Exercise: Return each line of the data below exactly, omitting any pictures.

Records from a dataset

Content starts

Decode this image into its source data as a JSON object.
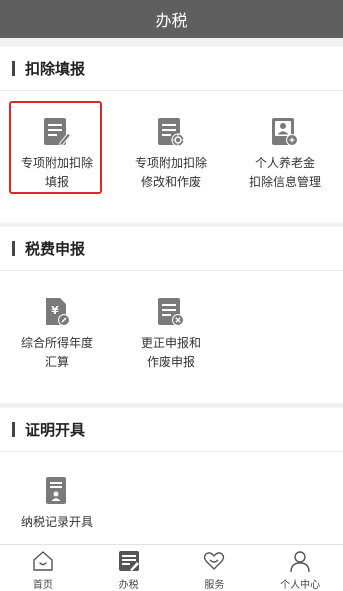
{
  "header": {
    "title": "办税"
  },
  "sections": [
    {
      "title": "扣除填报",
      "tiles": [
        {
          "icon": "document-edit-icon",
          "line1": "专项附加扣除",
          "line2": "填报"
        },
        {
          "icon": "document-settings-icon",
          "line1": "专项附加扣除",
          "line2": "修改和作废"
        },
        {
          "icon": "document-person-icon",
          "line1": "个人养老金",
          "line2": "扣除信息管理"
        }
      ]
    },
    {
      "title": "税费申报",
      "tiles": [
        {
          "icon": "tax-document-icon",
          "line1": "综合所得年度",
          "line2": "汇算"
        },
        {
          "icon": "document-cancel-icon",
          "line1": "更正申报和",
          "line2": "作废申报"
        }
      ]
    },
    {
      "title": "证明开具",
      "tiles": [
        {
          "icon": "certificate-icon",
          "line1": "纳税记录开具",
          "line2": ""
        }
      ]
    }
  ],
  "tabs": [
    {
      "icon": "home-icon",
      "label": "首页",
      "active": false
    },
    {
      "icon": "tax-office-icon",
      "label": "办税",
      "active": true
    },
    {
      "icon": "service-icon",
      "label": "服务",
      "active": false
    },
    {
      "icon": "user-icon",
      "label": "个人中心",
      "active": false
    }
  ],
  "colors": {
    "header_bg": "#5f5f5f",
    "icon_gray": "#7a7a7a",
    "highlight": "#e0262a"
  }
}
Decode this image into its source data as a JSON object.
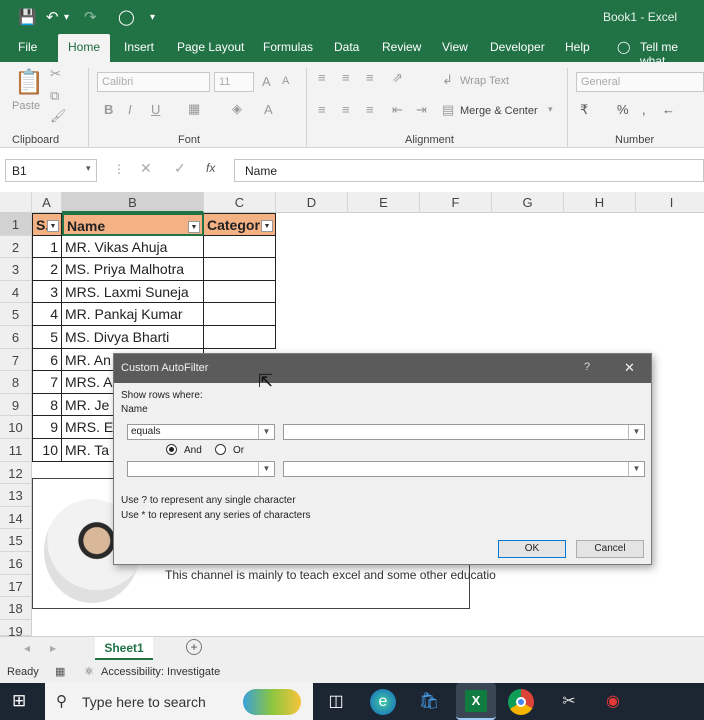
{
  "window": {
    "title": "Book1  -  Excel"
  },
  "tabs": [
    "File",
    "Home",
    "Insert",
    "Page Layout",
    "Formulas",
    "Data",
    "Review",
    "View",
    "Developer",
    "Help",
    "Tell me what"
  ],
  "ribbon": {
    "paste_label": "Paste",
    "font_name": "Calibri",
    "font_size": "11",
    "wrap_text": "Wrap Text",
    "merge_center": "Merge & Center",
    "number_format": "General",
    "groups": {
      "clipboard": "Clipboard",
      "font": "Font",
      "alignment": "Alignment",
      "number": "Number"
    }
  },
  "formula_bar": {
    "name_box": "B1",
    "content": "Name"
  },
  "columns": [
    "A",
    "B",
    "C",
    "D",
    "E",
    "F",
    "G",
    "H",
    "I"
  ],
  "rows": [
    "1",
    "2",
    "3",
    "4",
    "5",
    "6",
    "7",
    "8",
    "9",
    "10",
    "11",
    "12",
    "13",
    "14",
    "15",
    "16",
    "17",
    "18",
    "19"
  ],
  "table": {
    "headers": [
      "S.",
      "Name",
      "Categor"
    ],
    "records": [
      {
        "sn": "1",
        "name": "MR. Vikas Ahuja"
      },
      {
        "sn": "2",
        "name": "MS. Priya Malhotra"
      },
      {
        "sn": "3",
        "name": "MRS. Laxmi Suneja"
      },
      {
        "sn": "4",
        "name": "MR. Pankaj Kumar"
      },
      {
        "sn": "5",
        "name": "MS. Divya Bharti"
      },
      {
        "sn": "6",
        "name": "MR. An"
      },
      {
        "sn": "7",
        "name": "MRS. A"
      },
      {
        "sn": "8",
        "name": "MR. Je"
      },
      {
        "sn": "9",
        "name": "MRS. E"
      },
      {
        "sn": "10",
        "name": "MR. Ta"
      }
    ]
  },
  "channel_banner": "This channel is mainly to teach excel and some other educatio",
  "dialog": {
    "title": "Custom AutoFilter",
    "help": "?",
    "close": "✕",
    "show_rows": "Show rows where:",
    "field": "Name",
    "operator1": "equals",
    "and_label": "And",
    "or_label": "Or",
    "hint1": "Use ? to represent any single character",
    "hint2": "Use * to represent any series of characters",
    "ok": "OK",
    "cancel": "Cancel"
  },
  "sheet_tab": "Sheet1",
  "status": {
    "ready": "Ready",
    "accessibility": "Accessibility: Investigate"
  },
  "taskbar": {
    "search_placeholder": "Type here to search"
  }
}
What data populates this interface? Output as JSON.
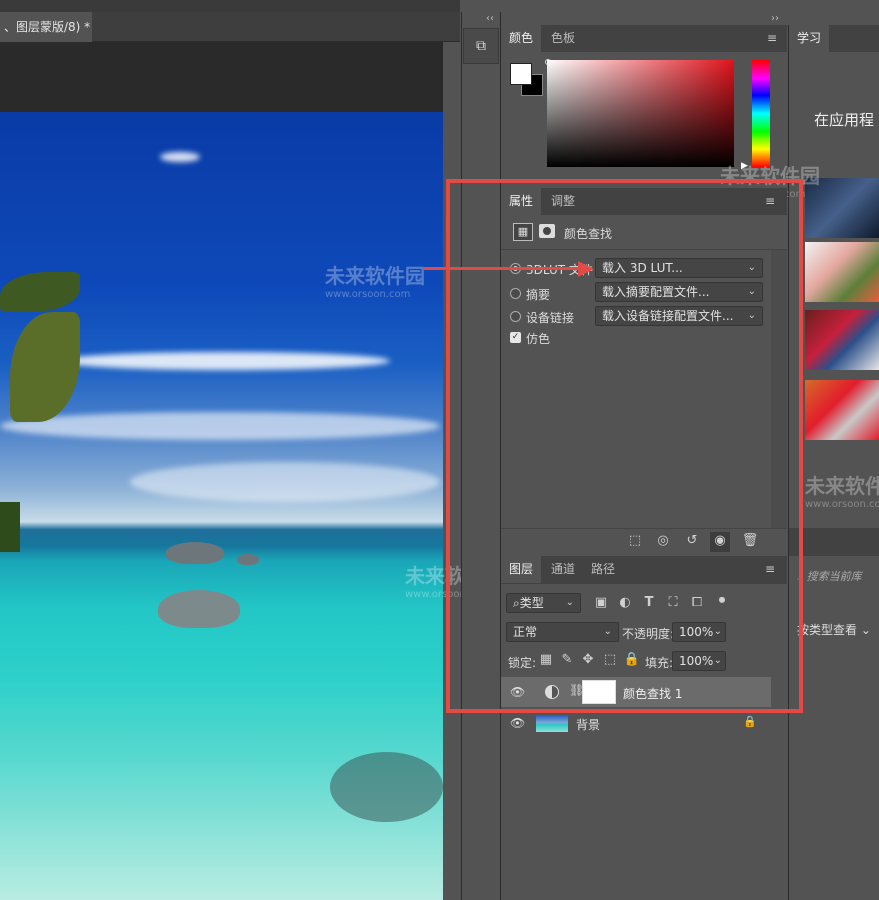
{
  "document": {
    "tab_title": "、图层蒙版/8) *"
  },
  "toolstrip": {
    "collapse_left": "‹‹",
    "collapse_right": "››"
  },
  "color_panel": {
    "tabs": [
      "颜色",
      "色板"
    ],
    "active_tab": 0
  },
  "learn_panel": {
    "tab": "学习",
    "heading": "在应用程"
  },
  "properties": {
    "tabs": [
      "属性",
      "调整"
    ],
    "active_tab": 0,
    "adjustment_name": "颜色查找",
    "rows": [
      {
        "label": "3DLUT 文件",
        "dropdown": "载入 3D LUT...",
        "selected": true
      },
      {
        "label": "摘要",
        "dropdown": "载入摘要配置文件...",
        "selected": false
      },
      {
        "label": "设备链接",
        "dropdown": "载入设备链接配置文件...",
        "selected": false
      }
    ],
    "dither_label": "仿色",
    "dither_checked": true
  },
  "library": {
    "search_placeholder": "搜索当前库",
    "type_view": "按类型查看"
  },
  "layers_panel": {
    "tabs": [
      "图层",
      "通道",
      "路径"
    ],
    "filter_label": "类型",
    "blend_mode": "正常",
    "opacity_label": "不透明度:",
    "opacity_value": "100%",
    "lock_label": "锁定:",
    "fill_label": "填充:",
    "fill_value": "100%",
    "layers": [
      {
        "name": "颜色查找 1",
        "selected": true
      },
      {
        "name": "背景",
        "selected": false
      }
    ]
  },
  "watermark": {
    "brand": "未来软件园",
    "url": "www.orsoon.com"
  },
  "colors": {
    "highlight": "#e24b45",
    "panel_bg": "#535353"
  }
}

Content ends

Solution for this task:
Decode this image into its source data as a JSON object.
{
  "header": {
    "title": "办税"
  },
  "sections": [
    {
      "title": "扣除填报",
      "tiles": [
        {
          "icon": "document-edit-icon",
          "line1": "专项附加扣除",
          "line2": "填报"
        },
        {
          "icon": "document-settings-icon",
          "line1": "专项附加扣除",
          "line2": "修改和作废"
        },
        {
          "icon": "document-person-icon",
          "line1": "个人养老金",
          "line2": "扣除信息管理"
        }
      ]
    },
    {
      "title": "税费申报",
      "tiles": [
        {
          "icon": "tax-document-icon",
          "line1": "综合所得年度",
          "line2": "汇算"
        },
        {
          "icon": "document-cancel-icon",
          "line1": "更正申报和",
          "line2": "作废申报"
        }
      ]
    },
    {
      "title": "证明开具",
      "tiles": [
        {
          "icon": "certificate-icon",
          "line1": "纳税记录开具",
          "line2": ""
        }
      ]
    }
  ],
  "tabs": [
    {
      "icon": "home-icon",
      "label": "首页",
      "active": false
    },
    {
      "icon": "tax-office-icon",
      "label": "办税",
      "active": true
    },
    {
      "icon": "service-icon",
      "label": "服务",
      "active": false
    },
    {
      "icon": "user-icon",
      "label": "个人中心",
      "active": false
    }
  ],
  "colors": {
    "header_bg": "#5f5f5f",
    "icon_gray": "#7a7a7a",
    "highlight": "#e0262a"
  }
}
Decode this image into its source data as a JSON object.
{
  "window": {
    "title": "Book1  -  Excel"
  },
  "tabs": [
    "File",
    "Home",
    "Insert",
    "Page Layout",
    "Formulas",
    "Data",
    "Review",
    "View",
    "Developer",
    "Help",
    "Tell me what"
  ],
  "ribbon": {
    "paste_label": "Paste",
    "font_name": "Calibri",
    "font_size": "11",
    "wrap_text": "Wrap Text",
    "merge_center": "Merge & Center",
    "number_format": "General",
    "groups": {
      "clipboard": "Clipboard",
      "font": "Font",
      "alignment": "Alignment",
      "number": "Number"
    }
  },
  "formula_bar": {
    "name_box": "B1",
    "content": "Name"
  },
  "columns": [
    "A",
    "B",
    "C",
    "D",
    "E",
    "F",
    "G",
    "H",
    "I"
  ],
  "rows": [
    "1",
    "2",
    "3",
    "4",
    "5",
    "6",
    "7",
    "8",
    "9",
    "10",
    "11",
    "12",
    "13",
    "14",
    "15",
    "16",
    "17",
    "18",
    "19"
  ],
  "table": {
    "headers": [
      "S.",
      "Name",
      "Categor"
    ],
    "records": [
      {
        "sn": "1",
        "name": "MR. Vikas Ahuja"
      },
      {
        "sn": "2",
        "name": "MS. Priya Malhotra"
      },
      {
        "sn": "3",
        "name": "MRS. Laxmi Suneja"
      },
      {
        "sn": "4",
        "name": "MR. Pankaj Kumar"
      },
      {
        "sn": "5",
        "name": "MS. Divya Bharti"
      },
      {
        "sn": "6",
        "name": "MR. An"
      },
      {
        "sn": "7",
        "name": "MRS. A"
      },
      {
        "sn": "8",
        "name": "MR. Je"
      },
      {
        "sn": "9",
        "name": "MRS. E"
      },
      {
        "sn": "10",
        "name": "MR. Ta"
      }
    ]
  },
  "channel_banner": "This channel is mainly to teach excel and some other educatio",
  "dialog": {
    "title": "Custom AutoFilter",
    "help": "?",
    "close": "✕",
    "show_rows": "Show rows where:",
    "field": "Name",
    "operator1": "equals",
    "and_label": "And",
    "or_label": "Or",
    "hint1": "Use ? to represent any single character",
    "hint2": "Use * to represent any series of characters",
    "ok": "OK",
    "cancel": "Cancel"
  },
  "sheet_tab": "Sheet1",
  "status": {
    "ready": "Ready",
    "accessibility": "Accessibility: Investigate"
  },
  "taskbar": {
    "search_placeholder": "Type here to search"
  }
}
What data populates this interface? Output as JSON.
{
  "document": {
    "tab_title": "、图层蒙版/8) *"
  },
  "toolstrip": {
    "collapse_left": "‹‹",
    "collapse_right": "››"
  },
  "color_panel": {
    "tabs": [
      "颜色",
      "色板"
    ],
    "active_tab": 0
  },
  "learn_panel": {
    "tab": "学习",
    "heading": "在应用程"
  },
  "properties": {
    "tabs": [
      "属性",
      "调整"
    ],
    "active_tab": 0,
    "adjustment_name": "颜色查找",
    "rows": [
      {
        "label": "3DLUT 文件",
        "dropdown": "载入 3D LUT...",
        "selected": true
      },
      {
        "label": "摘要",
        "dropdown": "载入摘要配置文件...",
        "selected": false
      },
      {
        "label": "设备链接",
        "dropdown": "载入设备链接配置文件...",
        "selected": false
      }
    ],
    "dither_label": "仿色",
    "dither_checked": true
  },
  "library": {
    "search_placeholder": "搜索当前库",
    "type_view": "按类型查看"
  },
  "layers_panel": {
    "tabs": [
      "图层",
      "通道",
      "路径"
    ],
    "filter_label": "类型",
    "blend_mode": "正常",
    "opacity_label": "不透明度:",
    "opacity_value": "100%",
    "lock_label": "锁定:",
    "fill_label": "填充:",
    "fill_value": "100%",
    "layers": [
      {
        "name": "颜色查找 1",
        "selected": true
      },
      {
        "name": "背景",
        "selected": false
      }
    ]
  },
  "watermark": {
    "brand": "未来软件园",
    "url": "www.orsoon.com"
  },
  "colors": {
    "highlight": "#e24b45",
    "panel_bg": "#535353"
  }
}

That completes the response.